▶ [EXERCISE OBJECTIVE] Omit the pictures, then reproduce every remaining record exactly.

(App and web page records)
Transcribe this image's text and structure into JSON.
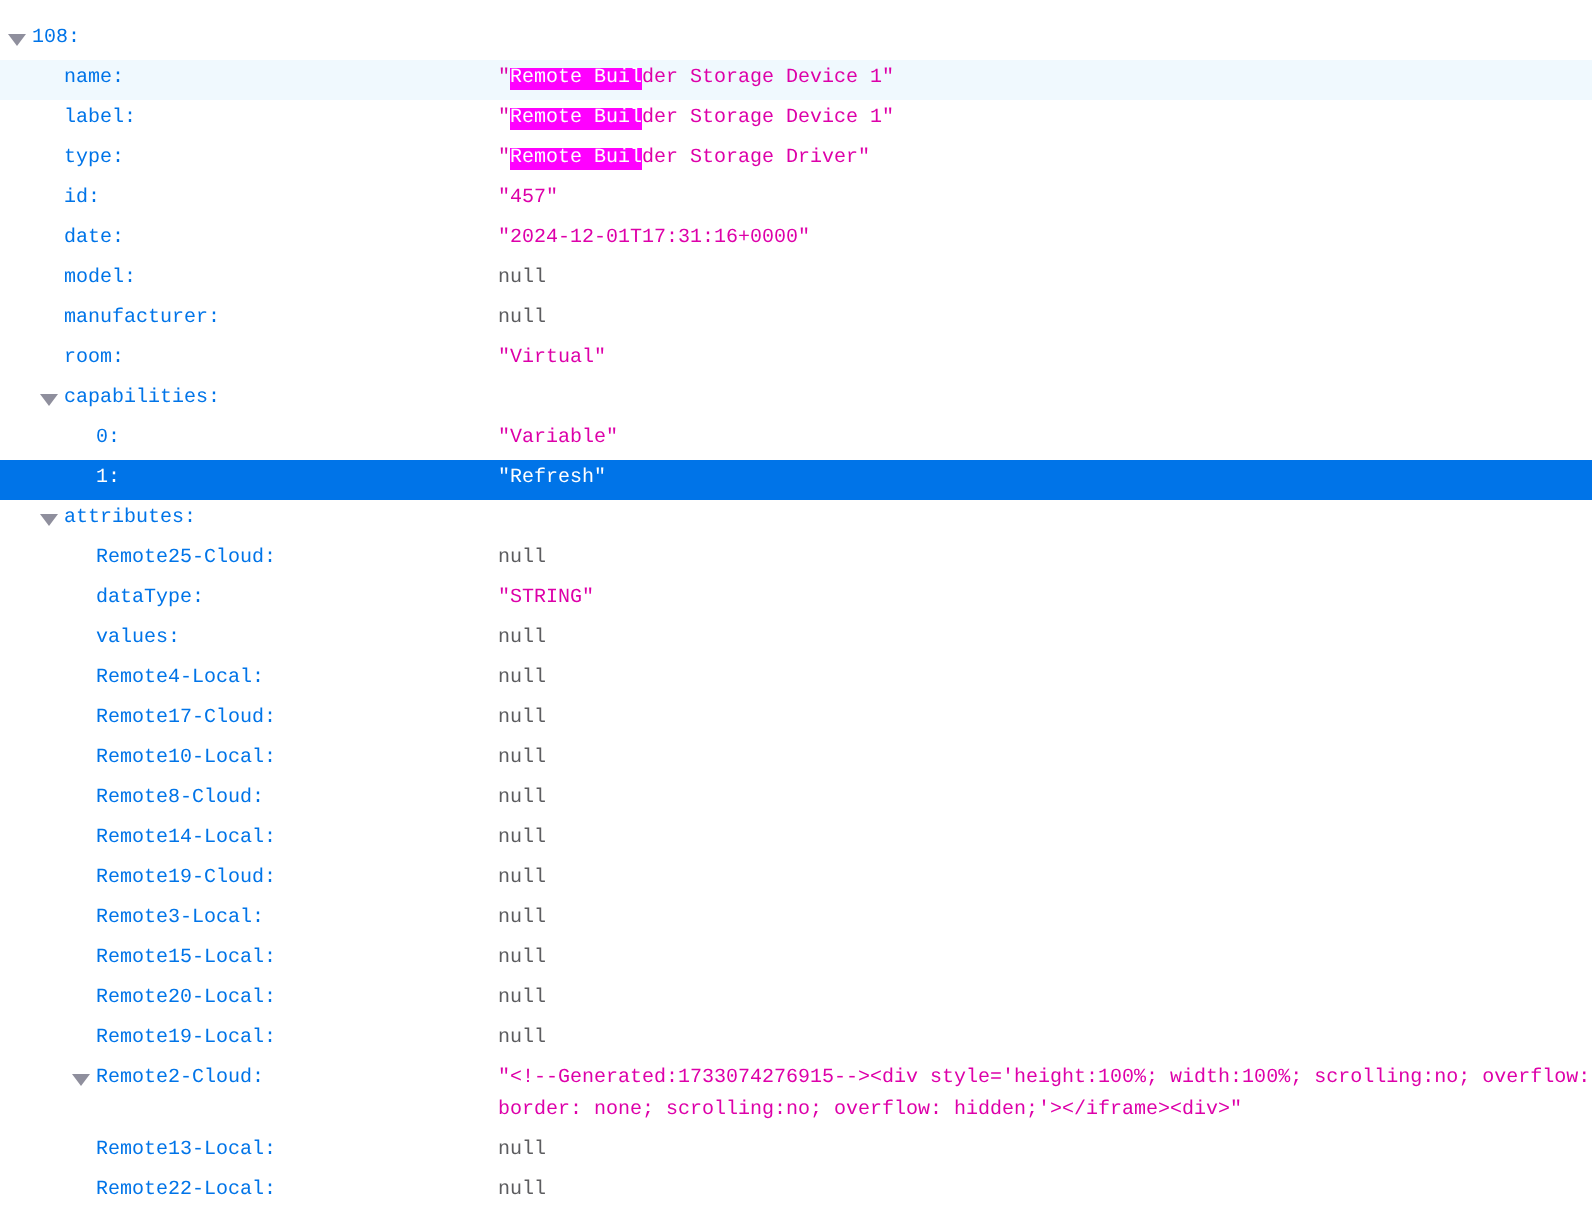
{
  "nodes": [
    {
      "key": "108:",
      "kind": "object",
      "expanded": true,
      "selected": false,
      "hovered": false,
      "children": [
        {
          "key": "name:",
          "kind": "string",
          "selected": false,
          "hovered": true,
          "value_parts": [
            {
              "text": "\"",
              "match": false
            },
            {
              "text": "Remote Buil",
              "match": true
            },
            {
              "text": "der Storage Device 1\"",
              "match": false
            }
          ]
        },
        {
          "key": "label:",
          "kind": "string",
          "selected": false,
          "hovered": false,
          "value_parts": [
            {
              "text": "\"",
              "match": false
            },
            {
              "text": "Remote Buil",
              "match": true
            },
            {
              "text": "der Storage Device 1\"",
              "match": false
            }
          ]
        },
        {
          "key": "type:",
          "kind": "string",
          "selected": false,
          "hovered": false,
          "value_parts": [
            {
              "text": "\"",
              "match": false
            },
            {
              "text": "Remote Buil",
              "match": true
            },
            {
              "text": "der Storage Driver\"",
              "match": false
            }
          ]
        },
        {
          "key": "id:",
          "kind": "string",
          "selected": false,
          "hovered": false,
          "value": "\"457\""
        },
        {
          "key": "date:",
          "kind": "string",
          "selected": false,
          "hovered": false,
          "value": "\"2024-12-01T17:31:16+0000\""
        },
        {
          "key": "model:",
          "kind": "null",
          "selected": false,
          "hovered": false,
          "value": "null"
        },
        {
          "key": "manufacturer:",
          "kind": "null",
          "selected": false,
          "hovered": false,
          "value": "null"
        },
        {
          "key": "room:",
          "kind": "string",
          "selected": false,
          "hovered": false,
          "value": "\"Virtual\""
        },
        {
          "key": "capabilities:",
          "kind": "object",
          "expanded": true,
          "selected": false,
          "hovered": false,
          "children": [
            {
              "key": "0:",
              "kind": "string",
              "selected": false,
              "hovered": false,
              "value": "\"Variable\""
            },
            {
              "key": "1:",
              "kind": "string",
              "selected": true,
              "hovered": false,
              "value": "\"Refresh\""
            }
          ]
        },
        {
          "key": "attributes:",
          "kind": "object",
          "expanded": true,
          "selected": false,
          "hovered": false,
          "children": [
            {
              "key": "Remote25-Cloud:",
              "kind": "null",
              "selected": false,
              "hovered": false,
              "value": "null"
            },
            {
              "key": "dataType:",
              "kind": "string",
              "selected": false,
              "hovered": false,
              "value": "\"STRING\""
            },
            {
              "key": "values:",
              "kind": "null",
              "selected": false,
              "hovered": false,
              "value": "null"
            },
            {
              "key": "Remote4-Local:",
              "kind": "null",
              "selected": false,
              "hovered": false,
              "value": "null"
            },
            {
              "key": "Remote17-Cloud:",
              "kind": "null",
              "selected": false,
              "hovered": false,
              "value": "null"
            },
            {
              "key": "Remote10-Local:",
              "kind": "null",
              "selected": false,
              "hovered": false,
              "value": "null"
            },
            {
              "key": "Remote8-Cloud:",
              "kind": "null",
              "selected": false,
              "hovered": false,
              "value": "null"
            },
            {
              "key": "Remote14-Local:",
              "kind": "null",
              "selected": false,
              "hovered": false,
              "value": "null"
            },
            {
              "key": "Remote19-Cloud:",
              "kind": "null",
              "selected": false,
              "hovered": false,
              "value": "null"
            },
            {
              "key": "Remote3-Local:",
              "kind": "null",
              "selected": false,
              "hovered": false,
              "value": "null"
            },
            {
              "key": "Remote15-Local:",
              "kind": "null",
              "selected": false,
              "hovered": false,
              "value": "null"
            },
            {
              "key": "Remote20-Local:",
              "kind": "null",
              "selected": false,
              "hovered": false,
              "value": "null"
            },
            {
              "key": "Remote19-Local:",
              "kind": "null",
              "selected": false,
              "hovered": false,
              "value": "null"
            },
            {
              "key": "Remote2-Cloud:",
              "kind": "string",
              "expanded": true,
              "selected": false,
              "hovered": false,
              "value_lines": [
                "\"<!--Generated:1733074276915--><div style='height:100%; width:100%; scrolling:no; overflow:",
                "border: none; scrolling:no; overflow: hidden;'></iframe><div>\""
              ]
            },
            {
              "key": "Remote13-Local:",
              "kind": "null",
              "selected": false,
              "hovered": false,
              "value": "null"
            },
            {
              "key": "Remote22-Local:",
              "kind": "null",
              "selected": false,
              "hovered": false,
              "value": "null"
            }
          ]
        }
      ]
    }
  ]
}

▶ [SOLUTION TO THIS TASK]
Transcribe this image's text and structure into JSON.
{
  "nodes": [
    {
      "key": "108:",
      "kind": "object",
      "expanded": true,
      "selected": false,
      "hovered": false,
      "children": [
        {
          "key": "name:",
          "kind": "string",
          "selected": false,
          "hovered": true,
          "value_parts": [
            {
              "text": "\"",
              "match": false
            },
            {
              "text": "Remote Buil",
              "match": true
            },
            {
              "text": "der Storage Device 1\"",
              "match": false
            }
          ]
        },
        {
          "key": "label:",
          "kind": "string",
          "selected": false,
          "hovered": false,
          "value_parts": [
            {
              "text": "\"",
              "match": false
            },
            {
              "text": "Remote Buil",
              "match": true
            },
            {
              "text": "der Storage Device 1\"",
              "match": false
            }
          ]
        },
        {
          "key": "type:",
          "kind": "string",
          "selected": false,
          "hovered": false,
          "value_parts": [
            {
              "text": "\"",
              "match": false
            },
            {
              "text": "Remote Buil",
              "match": true
            },
            {
              "text": "der Storage Driver\"",
              "match": false
            }
          ]
        },
        {
          "key": "id:",
          "kind": "string",
          "selected": false,
          "hovered": false,
          "value": "\"457\""
        },
        {
          "key": "date:",
          "kind": "string",
          "selected": false,
          "hovered": false,
          "value": "\"2024-12-01T17:31:16+0000\""
        },
        {
          "key": "model:",
          "kind": "null",
          "selected": false,
          "hovered": false,
          "value": "null"
        },
        {
          "key": "manufacturer:",
          "kind": "null",
          "selected": false,
          "hovered": false,
          "value": "null"
        },
        {
          "key": "room:",
          "kind": "string",
          "selected": false,
          "hovered": false,
          "value": "\"Virtual\""
        },
        {
          "key": "capabilities:",
          "kind": "object",
          "expanded": true,
          "selected": false,
          "hovered": false,
          "children": [
            {
              "key": "0:",
              "kind": "string",
              "selected": false,
              "hovered": false,
              "value": "\"Variable\""
            },
            {
              "key": "1:",
              "kind": "string",
              "selected": true,
              "hovered": false,
              "value": "\"Refresh\""
            }
          ]
        },
        {
          "key": "attributes:",
          "kind": "object",
          "expanded": true,
          "selected": false,
          "hovered": false,
          "children": [
            {
              "key": "Remote25-Cloud:",
              "kind": "null",
              "selected": false,
              "hovered": false,
              "value": "null"
            },
            {
              "key": "dataType:",
              "kind": "string",
              "selected": false,
              "hovered": false,
              "value": "\"STRING\""
            },
            {
              "key": "values:",
              "kind": "null",
              "selected": false,
              "hovered": false,
              "value": "null"
            },
            {
              "key": "Remote4-Local:",
              "kind": "null",
              "selected": false,
              "hovered": false,
              "value": "null"
            },
            {
              "key": "Remote17-Cloud:",
              "kind": "null",
              "selected": false,
              "hovered": false,
              "value": "null"
            },
            {
              "key": "Remote10-Local:",
              "kind": "null",
              "selected": false,
              "hovered": false,
              "value": "null"
            },
            {
              "key": "Remote8-Cloud:",
              "kind": "null",
              "selected": false,
              "hovered": false,
              "value": "null"
            },
            {
              "key": "Remote14-Local:",
              "kind": "null",
              "selected": false,
              "hovered": false,
              "value": "null"
            },
            {
              "key": "Remote19-Cloud:",
              "kind": "null",
              "selected": false,
              "hovered": false,
              "value": "null"
            },
            {
              "key": "Remote3-Local:",
              "kind": "null",
              "selected": false,
              "hovered": false,
              "value": "null"
            },
            {
              "key": "Remote15-Local:",
              "kind": "null",
              "selected": false,
              "hovered": false,
              "value": "null"
            },
            {
              "key": "Remote20-Local:",
              "kind": "null",
              "selected": false,
              "hovered": false,
              "value": "null"
            },
            {
              "key": "Remote19-Local:",
              "kind": "null",
              "selected": false,
              "hovered": false,
              "value": "null"
            },
            {
              "key": "Remote2-Cloud:",
              "kind": "string",
              "expanded": true,
              "selected": false,
              "hovered": false,
              "value_lines": [
                "\"<!--Generated:1733074276915--><div style='height:100%; width:100%; scrolling:no; overflow:",
                "border: none; scrolling:no; overflow: hidden;'></iframe><div>\""
              ]
            },
            {
              "key": "Remote13-Local:",
              "kind": "null",
              "selected": false,
              "hovered": false,
              "value": "null"
            },
            {
              "key": "Remote22-Local:",
              "kind": "null",
              "selected": false,
              "hovered": false,
              "value": "null"
            }
          ]
        }
      ]
    }
  ]
}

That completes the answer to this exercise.